The geographically sorted sampler is a common pro gramming rationale in contemporary music. Where repertory often seems chosen principally to keep the stage crew busy, titles like the classic “Music From Both Sides of the Atlantic” give an illusion of purpose.

The Los Angeles Philharmonic New Music Group offered another such program Monday night at the Japan America Theatre. Probably to nobody’s surprise, “Music From the Midwest” turned out to be by male academics, representing the universities of Michigan, Indiana and Illinois.

Innocuous introductions by series director John Harbison gave no cause to believe that a compositional force peculiar to the region would be evident. The music, at least, proved strong and vibrant.

If not exactly the brave new world of microtones that Harbison touted, John Eaton’s song cycle “Ars Poetica” is full of interesting new sounds in the accompaniment. More important, he deploys those sounds to expressive purpose.


Eaton cut the overwrought, text-fracturing vocal line, however, from common cloth. The word painting, the wide leaps, the phonetic division of words and the histrionic melismas rendered Yeats’ poetry into little units of ritual passion.

Mezzo-soprano Nelda Nelson, Eaton’s wife, sang capably, with heavy drama and a wide vibrato. Conductor Daniel Kessner elicited tight, supportive ensemble work from flutist Diane Alancraig, harpist Lou Anne Neill and cellist Daniel Rothmuller in the West Coast premiere of the piece.

Kessner persuaded a larger ensemble to play with equal flair and precision in Salvatore Martirano’s “Thrown.” Composed for the 1984 Olympic Arts Festival, “Thrown” alludes to jazz, Sousa, Stravinsky and Schoenberg while maintaining its own slightly chaotic identity.

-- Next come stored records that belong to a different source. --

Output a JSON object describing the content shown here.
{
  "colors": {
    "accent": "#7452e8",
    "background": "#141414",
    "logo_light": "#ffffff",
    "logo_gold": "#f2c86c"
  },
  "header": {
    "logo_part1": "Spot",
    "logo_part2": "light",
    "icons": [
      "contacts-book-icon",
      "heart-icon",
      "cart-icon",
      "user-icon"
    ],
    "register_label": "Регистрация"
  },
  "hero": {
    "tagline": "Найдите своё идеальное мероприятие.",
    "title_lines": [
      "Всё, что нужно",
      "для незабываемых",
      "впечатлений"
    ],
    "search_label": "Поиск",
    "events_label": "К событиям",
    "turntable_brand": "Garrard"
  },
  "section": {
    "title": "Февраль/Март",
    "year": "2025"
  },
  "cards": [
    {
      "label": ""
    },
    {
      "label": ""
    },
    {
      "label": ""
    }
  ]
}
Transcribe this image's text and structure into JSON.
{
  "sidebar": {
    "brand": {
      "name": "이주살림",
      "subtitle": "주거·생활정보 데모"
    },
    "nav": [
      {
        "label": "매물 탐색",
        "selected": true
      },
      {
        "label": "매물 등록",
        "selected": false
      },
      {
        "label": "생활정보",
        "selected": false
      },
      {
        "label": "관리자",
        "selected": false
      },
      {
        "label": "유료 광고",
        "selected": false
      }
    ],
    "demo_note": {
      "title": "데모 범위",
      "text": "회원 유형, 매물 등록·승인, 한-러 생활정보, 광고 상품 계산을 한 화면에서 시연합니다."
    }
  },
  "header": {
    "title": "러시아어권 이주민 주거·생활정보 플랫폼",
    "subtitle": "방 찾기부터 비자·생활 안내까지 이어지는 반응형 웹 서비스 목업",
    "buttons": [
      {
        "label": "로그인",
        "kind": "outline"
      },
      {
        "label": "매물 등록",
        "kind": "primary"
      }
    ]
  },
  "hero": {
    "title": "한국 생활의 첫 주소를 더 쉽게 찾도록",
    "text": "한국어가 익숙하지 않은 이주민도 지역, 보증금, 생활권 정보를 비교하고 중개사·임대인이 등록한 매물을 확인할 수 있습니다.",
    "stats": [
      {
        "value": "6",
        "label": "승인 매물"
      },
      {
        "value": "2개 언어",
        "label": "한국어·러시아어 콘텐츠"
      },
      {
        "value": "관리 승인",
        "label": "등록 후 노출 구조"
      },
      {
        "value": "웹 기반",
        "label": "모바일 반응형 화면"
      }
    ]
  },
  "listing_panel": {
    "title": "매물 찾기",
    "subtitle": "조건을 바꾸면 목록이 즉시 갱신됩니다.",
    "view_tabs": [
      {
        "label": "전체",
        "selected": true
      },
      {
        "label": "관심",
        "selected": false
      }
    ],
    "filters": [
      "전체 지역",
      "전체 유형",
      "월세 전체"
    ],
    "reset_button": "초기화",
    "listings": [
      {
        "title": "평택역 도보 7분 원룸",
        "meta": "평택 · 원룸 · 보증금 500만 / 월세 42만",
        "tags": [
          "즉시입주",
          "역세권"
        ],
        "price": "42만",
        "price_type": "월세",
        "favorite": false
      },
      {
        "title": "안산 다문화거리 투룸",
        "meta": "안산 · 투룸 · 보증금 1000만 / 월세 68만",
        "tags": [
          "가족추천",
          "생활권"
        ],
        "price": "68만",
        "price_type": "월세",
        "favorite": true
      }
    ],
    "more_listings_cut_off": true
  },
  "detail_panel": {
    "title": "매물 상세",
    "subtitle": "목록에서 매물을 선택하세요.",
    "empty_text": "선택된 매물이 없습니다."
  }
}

The structural blocks of “Thrown” are clearly articulated, but it is most stimulating in its virtuoso instrumental interplay. Alancraig, clarinetist Lorin Levee, trumpeter Mario Guarneri, trombonist Ralph Sauer, bass trombonist Donald Waldrop and percussionist Mitchell Peters gave it a bravura account, well focused by Kessner.


Instrumental brilliance, within the traditional parameter of nimble fingers and bows, also proved the principal attraction of Fred Lerdahl’s “Waltzes.” These 12 varied dances are as tonal and accessible as promised, though not the sort of thing to inspire anyone to try out the box step they learned at Cotillion.

There is considerable nostalgic sentiment in the slower Waltzes, as well as dizzying perpetual motion in the up-tempo numbers. Violinist Mark Kashper, violist Dale Hikawa, Rothmuller and bassist Dennis Trembly provided a light, nicely balanced reading of this entertainment.

William Albright’s serious “Sphaera” was entrusted to the ever-authoritative hands of pianist Zita Carno, backed by a multi-channel, computer-generated tape. Albright intends a spiritual element to the work, but his referents are either too abstract or too personal to be easily heard.

The taped sounds emanating from the four corners of the hall add the “superhuman” dimension the composer called for without elevating the music above a moody soundscape. Carno handled her orotund part easily, including modest inside-the-piano manipulations.